Element data from apps and pages
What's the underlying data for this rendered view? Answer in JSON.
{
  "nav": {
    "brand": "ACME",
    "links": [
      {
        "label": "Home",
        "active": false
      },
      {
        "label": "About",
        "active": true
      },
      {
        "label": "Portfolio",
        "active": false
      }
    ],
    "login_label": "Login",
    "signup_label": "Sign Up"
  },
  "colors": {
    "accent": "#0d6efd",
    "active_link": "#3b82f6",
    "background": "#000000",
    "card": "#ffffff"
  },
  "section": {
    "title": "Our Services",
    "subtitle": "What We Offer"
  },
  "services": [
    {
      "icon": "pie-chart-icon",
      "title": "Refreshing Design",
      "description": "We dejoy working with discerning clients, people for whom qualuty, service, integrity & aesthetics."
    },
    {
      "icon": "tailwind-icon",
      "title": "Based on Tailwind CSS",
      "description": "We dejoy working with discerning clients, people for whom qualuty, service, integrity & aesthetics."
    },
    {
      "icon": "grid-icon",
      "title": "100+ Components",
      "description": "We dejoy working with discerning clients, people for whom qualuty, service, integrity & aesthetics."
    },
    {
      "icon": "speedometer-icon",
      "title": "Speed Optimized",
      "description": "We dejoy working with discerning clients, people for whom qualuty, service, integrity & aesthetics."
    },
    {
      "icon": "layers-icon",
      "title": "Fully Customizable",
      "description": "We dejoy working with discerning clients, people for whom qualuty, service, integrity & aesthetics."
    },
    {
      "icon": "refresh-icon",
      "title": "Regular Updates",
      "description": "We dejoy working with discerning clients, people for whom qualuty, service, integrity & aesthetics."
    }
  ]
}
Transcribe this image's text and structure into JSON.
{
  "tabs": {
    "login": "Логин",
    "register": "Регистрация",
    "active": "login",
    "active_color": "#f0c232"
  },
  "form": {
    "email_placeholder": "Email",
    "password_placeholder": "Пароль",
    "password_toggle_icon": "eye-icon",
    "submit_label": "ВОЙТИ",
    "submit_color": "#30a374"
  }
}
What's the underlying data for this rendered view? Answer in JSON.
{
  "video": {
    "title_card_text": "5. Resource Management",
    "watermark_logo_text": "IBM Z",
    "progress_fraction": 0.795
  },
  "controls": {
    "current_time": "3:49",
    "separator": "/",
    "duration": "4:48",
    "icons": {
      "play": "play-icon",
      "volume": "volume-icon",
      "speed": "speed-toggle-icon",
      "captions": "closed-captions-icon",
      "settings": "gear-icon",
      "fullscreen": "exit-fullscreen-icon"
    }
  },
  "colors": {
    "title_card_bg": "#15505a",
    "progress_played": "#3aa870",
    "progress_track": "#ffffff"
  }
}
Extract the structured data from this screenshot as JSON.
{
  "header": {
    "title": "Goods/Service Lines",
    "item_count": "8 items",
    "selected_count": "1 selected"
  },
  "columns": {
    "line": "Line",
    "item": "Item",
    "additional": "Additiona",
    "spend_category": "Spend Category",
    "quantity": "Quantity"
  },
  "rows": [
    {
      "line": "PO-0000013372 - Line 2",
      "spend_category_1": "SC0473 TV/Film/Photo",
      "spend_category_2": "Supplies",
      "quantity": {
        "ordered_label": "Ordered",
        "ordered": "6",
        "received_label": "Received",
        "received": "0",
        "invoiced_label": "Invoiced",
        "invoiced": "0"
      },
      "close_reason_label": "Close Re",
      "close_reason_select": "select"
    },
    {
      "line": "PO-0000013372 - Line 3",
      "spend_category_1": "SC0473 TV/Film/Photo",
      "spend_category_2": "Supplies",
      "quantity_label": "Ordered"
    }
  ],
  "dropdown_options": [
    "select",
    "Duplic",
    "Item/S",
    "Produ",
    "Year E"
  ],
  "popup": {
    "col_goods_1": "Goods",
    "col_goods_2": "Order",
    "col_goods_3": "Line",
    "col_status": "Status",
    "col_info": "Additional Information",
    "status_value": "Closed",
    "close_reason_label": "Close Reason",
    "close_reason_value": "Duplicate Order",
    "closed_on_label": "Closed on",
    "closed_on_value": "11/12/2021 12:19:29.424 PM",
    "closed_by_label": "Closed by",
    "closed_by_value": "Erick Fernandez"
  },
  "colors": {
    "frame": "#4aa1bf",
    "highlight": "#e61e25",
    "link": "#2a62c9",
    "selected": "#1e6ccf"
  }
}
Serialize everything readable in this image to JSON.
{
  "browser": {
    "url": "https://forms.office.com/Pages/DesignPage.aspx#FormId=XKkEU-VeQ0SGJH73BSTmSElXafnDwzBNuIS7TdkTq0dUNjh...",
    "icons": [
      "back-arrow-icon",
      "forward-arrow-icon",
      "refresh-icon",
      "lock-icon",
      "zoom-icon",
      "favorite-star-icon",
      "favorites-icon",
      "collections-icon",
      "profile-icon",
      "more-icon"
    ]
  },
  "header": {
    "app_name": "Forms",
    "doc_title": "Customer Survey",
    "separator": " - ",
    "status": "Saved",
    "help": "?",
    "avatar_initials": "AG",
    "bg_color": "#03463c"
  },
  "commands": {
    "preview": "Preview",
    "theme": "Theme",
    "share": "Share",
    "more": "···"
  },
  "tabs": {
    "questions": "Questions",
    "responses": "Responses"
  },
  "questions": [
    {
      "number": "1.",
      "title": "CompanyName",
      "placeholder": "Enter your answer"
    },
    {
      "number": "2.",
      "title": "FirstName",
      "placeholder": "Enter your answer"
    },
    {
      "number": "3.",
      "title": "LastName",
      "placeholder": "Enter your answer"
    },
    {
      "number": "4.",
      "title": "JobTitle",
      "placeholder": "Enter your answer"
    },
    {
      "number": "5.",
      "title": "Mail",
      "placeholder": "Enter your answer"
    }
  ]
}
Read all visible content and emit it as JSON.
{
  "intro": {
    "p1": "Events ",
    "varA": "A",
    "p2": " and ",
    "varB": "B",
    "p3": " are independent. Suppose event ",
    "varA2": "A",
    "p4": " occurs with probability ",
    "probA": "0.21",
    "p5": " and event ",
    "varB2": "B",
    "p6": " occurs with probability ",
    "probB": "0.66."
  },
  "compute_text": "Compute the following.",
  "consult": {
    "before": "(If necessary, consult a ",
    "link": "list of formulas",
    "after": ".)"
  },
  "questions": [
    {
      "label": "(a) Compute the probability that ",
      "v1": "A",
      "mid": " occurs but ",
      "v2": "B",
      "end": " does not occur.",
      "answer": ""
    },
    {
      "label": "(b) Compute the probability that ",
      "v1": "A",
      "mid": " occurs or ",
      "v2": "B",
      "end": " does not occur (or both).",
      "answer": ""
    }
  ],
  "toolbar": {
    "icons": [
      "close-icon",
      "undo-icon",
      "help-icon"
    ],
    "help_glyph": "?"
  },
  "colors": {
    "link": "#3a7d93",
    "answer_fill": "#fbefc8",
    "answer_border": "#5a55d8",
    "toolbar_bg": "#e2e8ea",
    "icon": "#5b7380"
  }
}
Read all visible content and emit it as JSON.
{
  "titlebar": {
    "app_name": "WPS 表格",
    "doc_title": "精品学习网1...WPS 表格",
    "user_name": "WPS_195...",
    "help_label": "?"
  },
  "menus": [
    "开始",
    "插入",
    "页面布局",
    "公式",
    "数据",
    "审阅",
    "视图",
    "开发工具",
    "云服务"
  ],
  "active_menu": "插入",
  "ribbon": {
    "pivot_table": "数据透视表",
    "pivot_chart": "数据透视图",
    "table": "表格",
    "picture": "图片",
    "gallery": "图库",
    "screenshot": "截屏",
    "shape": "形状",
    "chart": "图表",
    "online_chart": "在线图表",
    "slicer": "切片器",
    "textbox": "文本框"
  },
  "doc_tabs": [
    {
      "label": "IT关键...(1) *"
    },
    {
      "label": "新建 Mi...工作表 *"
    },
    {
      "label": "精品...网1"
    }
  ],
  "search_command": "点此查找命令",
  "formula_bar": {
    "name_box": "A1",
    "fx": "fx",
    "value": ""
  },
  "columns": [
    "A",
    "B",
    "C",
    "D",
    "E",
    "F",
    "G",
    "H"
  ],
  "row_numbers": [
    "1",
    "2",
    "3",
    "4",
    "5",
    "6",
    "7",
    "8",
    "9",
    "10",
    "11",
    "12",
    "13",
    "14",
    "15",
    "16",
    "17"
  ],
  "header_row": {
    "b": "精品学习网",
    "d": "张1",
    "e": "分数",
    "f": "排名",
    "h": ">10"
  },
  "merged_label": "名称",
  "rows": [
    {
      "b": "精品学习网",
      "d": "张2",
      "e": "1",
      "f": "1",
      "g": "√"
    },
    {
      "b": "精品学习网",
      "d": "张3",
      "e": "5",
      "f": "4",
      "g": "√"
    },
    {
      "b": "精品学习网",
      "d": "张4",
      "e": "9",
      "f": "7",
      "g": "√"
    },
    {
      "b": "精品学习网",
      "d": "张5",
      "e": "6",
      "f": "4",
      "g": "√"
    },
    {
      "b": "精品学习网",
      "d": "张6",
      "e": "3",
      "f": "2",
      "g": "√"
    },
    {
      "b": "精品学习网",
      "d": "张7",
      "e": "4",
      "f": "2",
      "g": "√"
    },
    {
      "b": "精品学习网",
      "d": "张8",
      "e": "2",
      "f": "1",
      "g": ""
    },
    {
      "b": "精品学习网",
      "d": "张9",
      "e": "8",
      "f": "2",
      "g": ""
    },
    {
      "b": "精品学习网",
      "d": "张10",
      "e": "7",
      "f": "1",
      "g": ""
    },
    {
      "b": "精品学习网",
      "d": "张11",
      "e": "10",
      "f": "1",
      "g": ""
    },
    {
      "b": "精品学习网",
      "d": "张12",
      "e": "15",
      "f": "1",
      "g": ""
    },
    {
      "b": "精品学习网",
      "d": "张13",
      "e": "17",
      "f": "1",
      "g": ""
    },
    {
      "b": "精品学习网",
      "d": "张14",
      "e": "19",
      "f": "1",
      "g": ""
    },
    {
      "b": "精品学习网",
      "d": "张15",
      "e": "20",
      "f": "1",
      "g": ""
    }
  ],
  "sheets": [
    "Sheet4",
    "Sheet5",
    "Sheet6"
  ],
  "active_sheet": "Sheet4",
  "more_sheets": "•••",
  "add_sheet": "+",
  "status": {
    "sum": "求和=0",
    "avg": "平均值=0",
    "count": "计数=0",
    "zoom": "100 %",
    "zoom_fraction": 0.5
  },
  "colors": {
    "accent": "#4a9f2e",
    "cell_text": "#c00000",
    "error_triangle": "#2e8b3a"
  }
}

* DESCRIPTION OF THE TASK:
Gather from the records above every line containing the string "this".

* TASK OUTPUT:
What's the underlying data for this rendered view? Answer in JSON.
Transcribe this image's text and structure into JSON.
What's the underlying data for this rendered view? Answer in JSON.
Extract the structured data from this screenshot as JSON.
Serialize everything readable in this image to JSON.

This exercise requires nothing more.